Aim of the task –
In your answer, every line of the records should be written out exactly.

Element data from apps and pages
[Start of Attachment]

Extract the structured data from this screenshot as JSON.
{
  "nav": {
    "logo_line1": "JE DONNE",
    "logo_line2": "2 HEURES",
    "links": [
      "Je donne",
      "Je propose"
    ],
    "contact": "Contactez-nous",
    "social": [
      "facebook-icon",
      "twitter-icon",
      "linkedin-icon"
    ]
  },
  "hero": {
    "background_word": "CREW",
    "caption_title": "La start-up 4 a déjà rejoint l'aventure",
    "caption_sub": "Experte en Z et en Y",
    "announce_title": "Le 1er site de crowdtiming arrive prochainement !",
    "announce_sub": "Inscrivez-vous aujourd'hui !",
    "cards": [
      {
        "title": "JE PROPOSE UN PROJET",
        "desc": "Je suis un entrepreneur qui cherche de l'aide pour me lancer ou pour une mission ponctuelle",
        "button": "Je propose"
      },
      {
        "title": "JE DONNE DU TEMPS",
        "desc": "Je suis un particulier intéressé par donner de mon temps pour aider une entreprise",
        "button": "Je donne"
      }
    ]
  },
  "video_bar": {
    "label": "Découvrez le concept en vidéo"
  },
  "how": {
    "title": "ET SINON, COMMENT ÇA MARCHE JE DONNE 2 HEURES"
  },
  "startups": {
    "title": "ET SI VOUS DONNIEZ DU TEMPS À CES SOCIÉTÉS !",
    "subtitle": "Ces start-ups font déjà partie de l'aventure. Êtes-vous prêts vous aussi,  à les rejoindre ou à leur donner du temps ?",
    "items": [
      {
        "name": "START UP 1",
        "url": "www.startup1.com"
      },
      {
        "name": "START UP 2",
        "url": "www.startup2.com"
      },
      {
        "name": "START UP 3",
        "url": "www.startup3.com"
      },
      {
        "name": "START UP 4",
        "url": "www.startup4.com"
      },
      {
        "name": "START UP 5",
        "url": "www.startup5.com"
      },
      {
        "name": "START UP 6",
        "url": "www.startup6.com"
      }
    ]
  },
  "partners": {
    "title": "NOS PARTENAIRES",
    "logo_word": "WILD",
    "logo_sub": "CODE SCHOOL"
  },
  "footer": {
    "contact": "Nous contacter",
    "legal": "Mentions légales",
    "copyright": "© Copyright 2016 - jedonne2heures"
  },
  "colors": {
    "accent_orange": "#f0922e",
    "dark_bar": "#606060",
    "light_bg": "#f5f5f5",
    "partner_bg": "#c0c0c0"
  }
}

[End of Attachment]

Answer section –
Extract the structured data from this screenshot as JSON.
{
  "nav": {
    "logo_line1": "JE DONNE",
    "logo_line2": "2 HEURES",
    "links": [
      "Je donne",
      "Je propose"
    ],
    "contact": "Contactez-nous",
    "social": [
      "facebook-icon",
      "twitter-icon",
      "linkedin-icon"
    ]
  },
  "hero": {
    "background_word": "CREW",
    "caption_title": "La start-up 4 a déjà rejoint l'aventure",
    "caption_sub": "Experte en Z et en Y",
    "announce_title": "Le 1er site de crowdtiming arrive prochainement !",
    "announce_sub": "Inscrivez-vous aujourd'hui !",
    "cards": [
      {
        "title": "JE PROPOSE UN PROJET",
        "desc": "Je suis un entrepreneur qui cherche de l'aide pour me lancer ou pour une mission ponctuelle",
        "button": "Je propose"
      },
      {
        "title": "JE DONNE DU TEMPS",
        "desc": "Je suis un particulier intéressé par donner de mon temps pour aider une entreprise",
        "button": "Je donne"
      }
    ]
  },
  "video_bar": {
    "label": "Découvrez le concept en vidéo"
  },
  "how": {
    "title": "ET SINON, COMMENT ÇA MARCHE JE DONNE 2 HEURES"
  },
  "startups": {
    "title": "ET SI VOUS DONNIEZ DU TEMPS À CES SOCIÉTÉS !",
    "subtitle": "Ces start-ups font déjà partie de l'aventure. Êtes-vous prêts vous aussi,  à les rejoindre ou à leur donner du temps ?",
    "items": [
      {
        "name": "START UP 1",
        "url": "www.startup1.com"
      },
      {
        "name": "START UP 2",
        "url": "www.startup2.com"
      },
      {
        "name": "START UP 3",
        "url": "www.startup3.com"
      },
      {
        "name": "START UP 4",
        "url": "www.startup4.com"
      },
      {
        "name": "START UP 5",
        "url": "www.startup5.com"
      },
      {
        "name": "START UP 6",
        "url": "www.startup6.com"
      }
    ]
  },
  "partners": {
    "title": "NOS PARTENAIRES",
    "logo_word": "WILD",
    "logo_sub": "CODE SCHOOL"
  },
  "footer": {
    "contact": "Nous contacter",
    "legal": "Mentions légales",
    "copyright": "© Copyright 2016 - jedonne2heures"
  },
  "colors": {
    "accent_orange": "#f0922e",
    "dark_bar": "#606060",
    "light_bg": "#f5f5f5",
    "partner_bg": "#c0c0c0"
  }
}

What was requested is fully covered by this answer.